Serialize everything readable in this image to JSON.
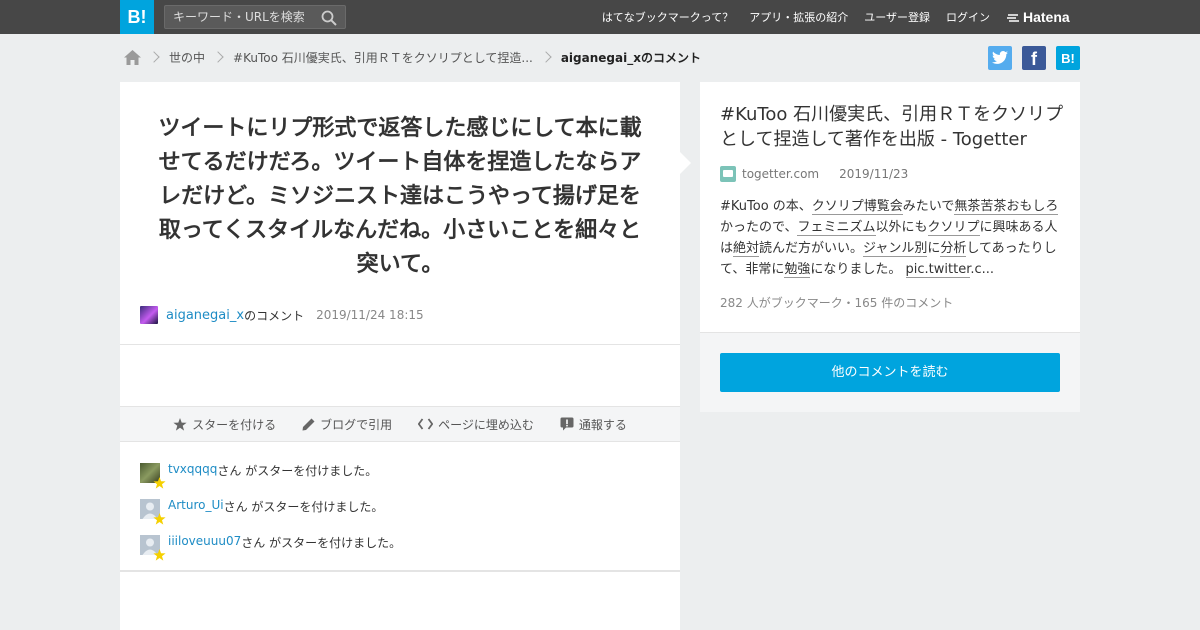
{
  "header": {
    "logo_text": "B!",
    "search_placeholder": "キーワード・URLを検索",
    "nav": [
      "はてなブックマークって？",
      "アプリ・拡張の紹介",
      "ユーザー登録",
      "ログイン"
    ],
    "hatena_label": "Hatena",
    "bar_color": "#474747",
    "brand_color": "#00a4de"
  },
  "breadcrumb": {
    "items": [
      "世の中",
      "#KuToo 石川優実氏、引用ＲＴをクソリプとして捏造...",
      "aiganegai_xのコメント"
    ]
  },
  "share": {
    "twitter_color": "#55acee",
    "facebook_color": "#3b5998",
    "hatena_color": "#00a4de",
    "facebook_label": "f",
    "hatena_label": "B!"
  },
  "comment": {
    "text": "ツイートにリプ形式で返答した感じにして本に載せてるだけだろ。ツイート自体を捏造したならアレだけど。ミソジニスト達はこうやって揚げ足を取ってくスタイルなんだね。小さいことを細々と突いて。",
    "user": "aiganegai_x",
    "user_suffix": "のコメント",
    "date": "2019/11/24 18:15"
  },
  "actions": {
    "star": "スターを付ける",
    "blog": "ブログで引用",
    "embed": "ページに埋め込む",
    "report": "通報する"
  },
  "stars": [
    {
      "user": "tvxqqqq",
      "text": "さん がスターを付けました。"
    },
    {
      "user": "Arturo_Ui",
      "text": "さん がスターを付けました。"
    },
    {
      "user": "iiiloveuuu07",
      "text": "さん がスターを付けました。"
    }
  ],
  "entry": {
    "title": "#KuToo 石川優実氏、引用ＲＴをクソリプとして捏造して著作を出版 - Togetter",
    "site": "togetter.com",
    "date": "2019/11/23",
    "summary": {
      "s1": "#KuToo の本、",
      "k1": "クソリプ博覧会",
      "s2": "みたいで",
      "k2": "無茶苦茶おもしろ",
      "s3": "かったので、",
      "k3": "フェミニズム",
      "s4": "以外にも",
      "k4": "クソリプ",
      "s5": "に興味ある人は",
      "k5": "絶対",
      "s6": "読んだ方がいい。",
      "k6": "ジャンル別",
      "s7": "に",
      "k7": "分析",
      "s8": "してあったりして、非常に",
      "k8": "勉強",
      "s9": "になりました。 ",
      "k9": "pic.twitter",
      "s10": ".c..."
    },
    "counts": "282 人がブックマーク・165 件のコメント",
    "read_button": "他のコメントを読む"
  }
}
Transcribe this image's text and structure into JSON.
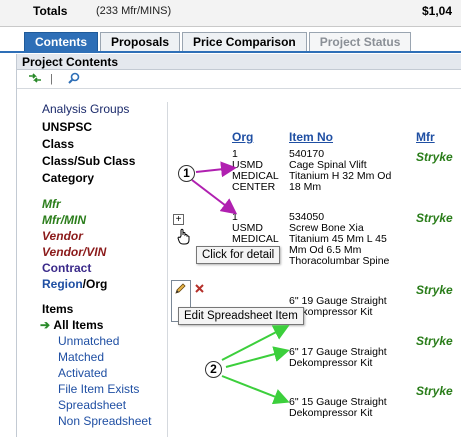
{
  "totals": {
    "label": "Totals",
    "count_text": "(233 Mfr/MINS)",
    "amount": "$1,04"
  },
  "tabs": [
    {
      "label": "Contents",
      "state": "active"
    },
    {
      "label": "Proposals",
      "state": "normal"
    },
    {
      "label": "Price Comparison",
      "state": "normal"
    },
    {
      "label": "Project Status",
      "state": "disabled"
    }
  ],
  "panel": {
    "title": "Project Contents"
  },
  "toolbar": {
    "sep": "|"
  },
  "nav": {
    "groups": [
      "Analysis Groups",
      "UNSPSC",
      "Class",
      "Class/Sub Class",
      "Category"
    ],
    "mfr": "Mfr",
    "mfr_min": "Mfr/MIN",
    "vendor": "Vendor",
    "vendor_vin": "Vendor/VIN",
    "contract": "Contract",
    "region": "Region",
    "org": "/Org",
    "items_heading": "Items",
    "all_items": "All Items",
    "filters": [
      "Unmatched",
      "Matched",
      "Activated",
      "File Item Exists",
      "Spreadsheet",
      "Non Spreadsheet"
    ]
  },
  "grid": {
    "headers": {
      "org": "Org",
      "item_no": "Item No",
      "mfr": "Mfr"
    },
    "rows": [
      {
        "org": [
          "1",
          "USMD",
          "MEDICAL",
          "CENTER"
        ],
        "item": [
          "540170",
          "Cage Spinal Vlift",
          "Titanium H 32 Mm Od",
          "18 Mm"
        ],
        "mfr": "Stryke"
      },
      {
        "org": [
          "1",
          "USMD",
          "MEDICAL"
        ],
        "item": [
          "534050",
          "Screw Bone Xia",
          "Titanium 45 Mm L 45",
          "Mm Od 6.5 Mm",
          "Thoracolumbar Spine"
        ],
        "mfr": "Stryke"
      },
      {
        "org": [],
        "item": [
          "6\" 19 Gauge Straight",
          "Dekompressor Kit"
        ],
        "mfr": "Stryke"
      },
      {
        "org": [],
        "item": [
          "6\" 17 Gauge Straight",
          "Dekompressor Kit"
        ],
        "mfr": "Stryke"
      },
      {
        "org": [],
        "item": [
          "6\" 15 Gauge Straight",
          "Dekompressor Kit"
        ],
        "mfr": "Stryke"
      }
    ]
  },
  "tooltips": {
    "detail": "Click for detail",
    "edit": "Edit Spreadsheet Item"
  },
  "expand_symbol": "+",
  "callouts": [
    "1",
    "2"
  ],
  "icons": {
    "refresh": "refresh-arrows-icon",
    "search": "search-icon",
    "pencil": "pencil-icon",
    "delete": "delete-x-icon",
    "hand": "hand-cursor-icon",
    "arrow": "green-arrow-icon"
  },
  "colors": {
    "tab_active": "#2e6fb7",
    "mfr_green": "#2a7d1a",
    "vendor_red": "#8b1a1a",
    "callout_arrow_purple": "#b020b0",
    "callout_arrow_green": "#3ccf3c"
  }
}
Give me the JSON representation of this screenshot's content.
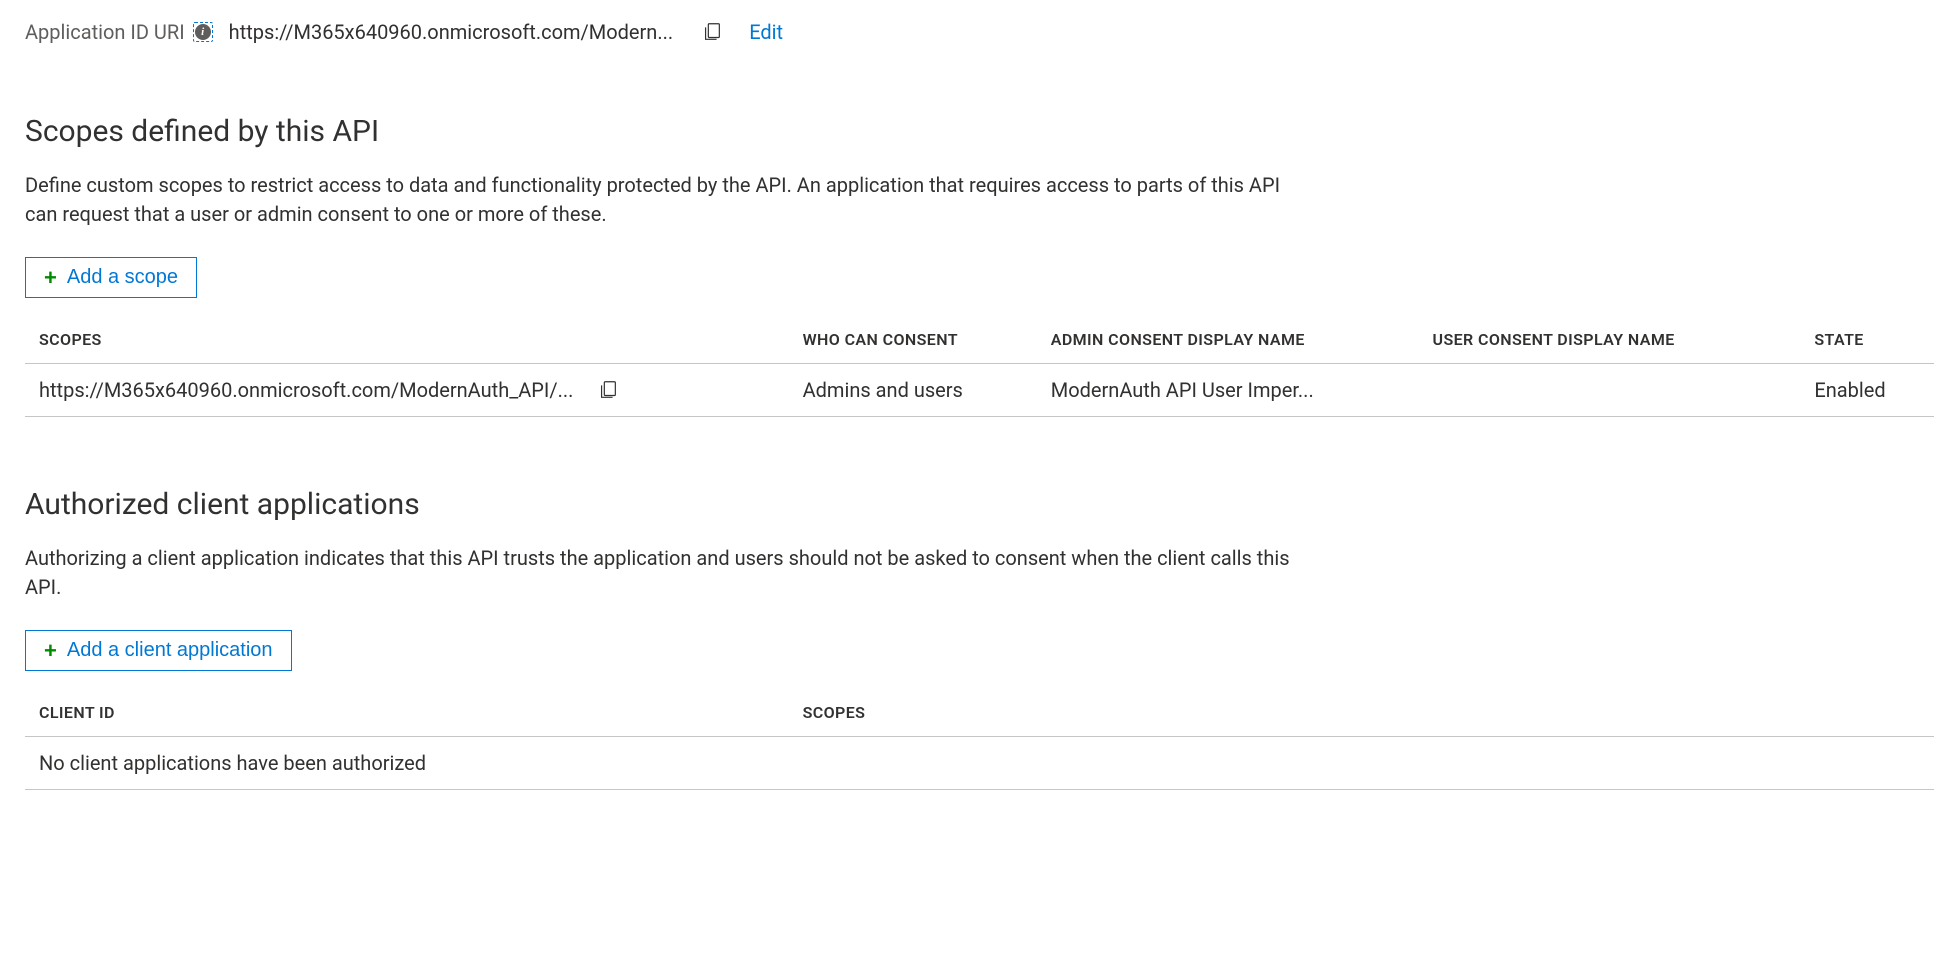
{
  "header": {
    "app_id_label": "Application ID URI",
    "app_id_value": "https://M365x640960.onmicrosoft.com/Modern...",
    "edit_label": "Edit"
  },
  "scopes_section": {
    "heading": "Scopes defined by this API",
    "description": "Define custom scopes to restrict access to data and functionality protected by the API. An application that requires access to parts of this API can request that a user or admin consent to one or more of these.",
    "add_button": "Add a scope",
    "columns": {
      "scopes": "SCOPES",
      "who_can_consent": "WHO CAN CONSENT",
      "admin_consent": "ADMIN CONSENT DISPLAY NAME",
      "user_consent": "USER CONSENT DISPLAY NAME",
      "state": "STATE"
    },
    "rows": [
      {
        "scope": "https://M365x640960.onmicrosoft.com/ModernAuth_API/...",
        "who_can_consent": "Admins and users",
        "admin_consent": "ModernAuth API User Imper...",
        "user_consent": "",
        "state": "Enabled"
      }
    ]
  },
  "clients_section": {
    "heading": "Authorized client applications",
    "description": "Authorizing a client application indicates that this API trusts the application and users should not be asked to consent when the client calls this API.",
    "add_button": "Add a client application",
    "columns": {
      "client_id": "CLIENT ID",
      "scopes": "SCOPES"
    },
    "empty_message": "No client applications have been authorized"
  }
}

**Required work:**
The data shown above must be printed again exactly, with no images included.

**Solution:**
Serialize everything readable in this image to JSON.
{
  "header": {
    "logo_text": "B!",
    "search_placeholder": "キーワード・URLを検索",
    "nav": [
      "はてなブックマークって？",
      "アプリ・拡張の紹介",
      "ユーザー登録",
      "ログイン"
    ],
    "hatena_label": "Hatena",
    "bar_color": "#474747",
    "brand_color": "#00a4de"
  },
  "breadcrumb": {
    "items": [
      "世の中",
      "#KuToo 石川優実氏、引用ＲＴをクソリプとして捏造...",
      "aiganegai_xのコメント"
    ]
  },
  "share": {
    "twitter_color": "#55acee",
    "facebook_color": "#3b5998",
    "hatena_color": "#00a4de",
    "facebook_label": "f",
    "hatena_label": "B!"
  },
  "comment": {
    "text": "ツイートにリプ形式で返答した感じにして本に載せてるだけだろ。ツイート自体を捏造したならアレだけど。ミソジニスト達はこうやって揚げ足を取ってくスタイルなんだね。小さいことを細々と突いて。",
    "user": "aiganegai_x",
    "user_suffix": "のコメント",
    "date": "2019/11/24 18:15"
  },
  "actions": {
    "star": "スターを付ける",
    "blog": "ブログで引用",
    "embed": "ページに埋め込む",
    "report": "通報する"
  },
  "stars": [
    {
      "user": "tvxqqqq",
      "text": "さん がスターを付けました。"
    },
    {
      "user": "Arturo_Ui",
      "text": "さん がスターを付けました。"
    },
    {
      "user": "iiiloveuuu07",
      "text": "さん がスターを付けました。"
    }
  ],
  "entry": {
    "title": "#KuToo 石川優実氏、引用ＲＴをクソリプとして捏造して著作を出版 - Togetter",
    "site": "togetter.com",
    "date": "2019/11/23",
    "summary": {
      "s1": "#KuToo の本、",
      "k1": "クソリプ博覧会",
      "s2": "みたいで",
      "k2": "無茶苦茶おもしろ",
      "s3": "かったので、",
      "k3": "フェミニズム",
      "s4": "以外にも",
      "k4": "クソリプ",
      "s5": "に興味ある人は",
      "k5": "絶対",
      "s6": "読んだ方がいい。",
      "k6": "ジャンル別",
      "s7": "に",
      "k7": "分析",
      "s8": "してあったりして、非常に",
      "k8": "勉強",
      "s9": "になりました。 ",
      "k9": "pic.twitter",
      "s10": ".c..."
    },
    "counts": "282 人がブックマーク・165 件のコメント",
    "read_button": "他のコメントを読む"
  }
}
Transcribe this image's text and structure into JSON.
{
  "totals": {
    "label": "Totals",
    "count_text": "(233 Mfr/MINS)",
    "amount": "$1,04"
  },
  "tabs": [
    {
      "label": "Contents",
      "state": "active"
    },
    {
      "label": "Proposals",
      "state": "normal"
    },
    {
      "label": "Price Comparison",
      "state": "normal"
    },
    {
      "label": "Project Status",
      "state": "disabled"
    }
  ],
  "panel": {
    "title": "Project Contents"
  },
  "toolbar": {
    "sep": "|"
  },
  "nav": {
    "groups": [
      "Analysis Groups",
      "UNSPSC",
      "Class",
      "Class/Sub Class",
      "Category"
    ],
    "mfr": "Mfr",
    "mfr_min": "Mfr/MIN",
    "vendor": "Vendor",
    "vendor_vin": "Vendor/VIN",
    "contract": "Contract",
    "region": "Region",
    "org": "/Org",
    "items_heading": "Items",
    "all_items": "All Items",
    "filters": [
      "Unmatched",
      "Matched",
      "Activated",
      "File Item Exists",
      "Spreadsheet",
      "Non Spreadsheet"
    ]
  },
  "grid": {
    "headers": {
      "org": "Org",
      "item_no": "Item No",
      "mfr": "Mfr"
    },
    "rows": [
      {
        "org": [
          "1",
          "USMD",
          "MEDICAL",
          "CENTER"
        ],
        "item": [
          "540170",
          "Cage Spinal Vlift",
          "Titanium H 32 Mm Od",
          "18 Mm"
        ],
        "mfr": "Stryke"
      },
      {
        "org": [
          "1",
          "USMD",
          "MEDICAL"
        ],
        "item": [
          "534050",
          "Screw Bone Xia",
          "Titanium 45 Mm L 45",
          "Mm Od 6.5 Mm",
          "Thoracolumbar Spine"
        ],
        "mfr": "Stryke"
      },
      {
        "org": [],
        "item": [
          "6\" 19 Gauge Straight",
          "Dekompressor Kit"
        ],
        "mfr": "Stryke"
      },
      {
        "org": [],
        "item": [
          "6\" 17 Gauge Straight",
          "Dekompressor Kit"
        ],
        "mfr": "Stryke"
      },
      {
        "org": [],
        "item": [
          "6\" 15 Gauge Straight",
          "Dekompressor Kit"
        ],
        "mfr": "Stryke"
      }
    ]
  },
  "tooltips": {
    "detail": "Click for detail",
    "edit": "Edit Spreadsheet Item"
  },
  "expand_symbol": "+",
  "callouts": [
    "1",
    "2"
  ],
  "icons": {
    "refresh": "refresh-arrows-icon",
    "search": "search-icon",
    "pencil": "pencil-icon",
    "delete": "delete-x-icon",
    "hand": "hand-cursor-icon",
    "arrow": "green-arrow-icon"
  },
  "colors": {
    "tab_active": "#2e6fb7",
    "mfr_green": "#2a7d1a",
    "vendor_red": "#8b1a1a",
    "callout_arrow_purple": "#b020b0",
    "callout_arrow_green": "#3ccf3c"
  }
}
Give me the JSON representation of this screenshot's content.
{
  "header": {
    "app_id_label": "Application ID URI",
    "app_id_value": "https://M365x640960.onmicrosoft.com/Modern...",
    "edit_label": "Edit"
  },
  "scopes_section": {
    "heading": "Scopes defined by this API",
    "description": "Define custom scopes to restrict access to data and functionality protected by the API. An application that requires access to parts of this API can request that a user or admin consent to one or more of these.",
    "add_button": "Add a scope",
    "columns": {
      "scopes": "SCOPES",
      "who_can_consent": "WHO CAN CONSENT",
      "admin_consent": "ADMIN CONSENT DISPLAY NAME",
      "user_consent": "USER CONSENT DISPLAY NAME",
      "state": "STATE"
    },
    "rows": [
      {
        "scope": "https://M365x640960.onmicrosoft.com/ModernAuth_API/...",
        "who_can_consent": "Admins and users",
        "admin_consent": "ModernAuth API User Imper...",
        "user_consent": "",
        "state": "Enabled"
      }
    ]
  },
  "clients_section": {
    "heading": "Authorized client applications",
    "description": "Authorizing a client application indicates that this API trusts the application and users should not be asked to consent when the client calls this API.",
    "add_button": "Add a client application",
    "columns": {
      "client_id": "CLIENT ID",
      "scopes": "SCOPES"
    },
    "empty_message": "No client applications have been authorized"
  }
}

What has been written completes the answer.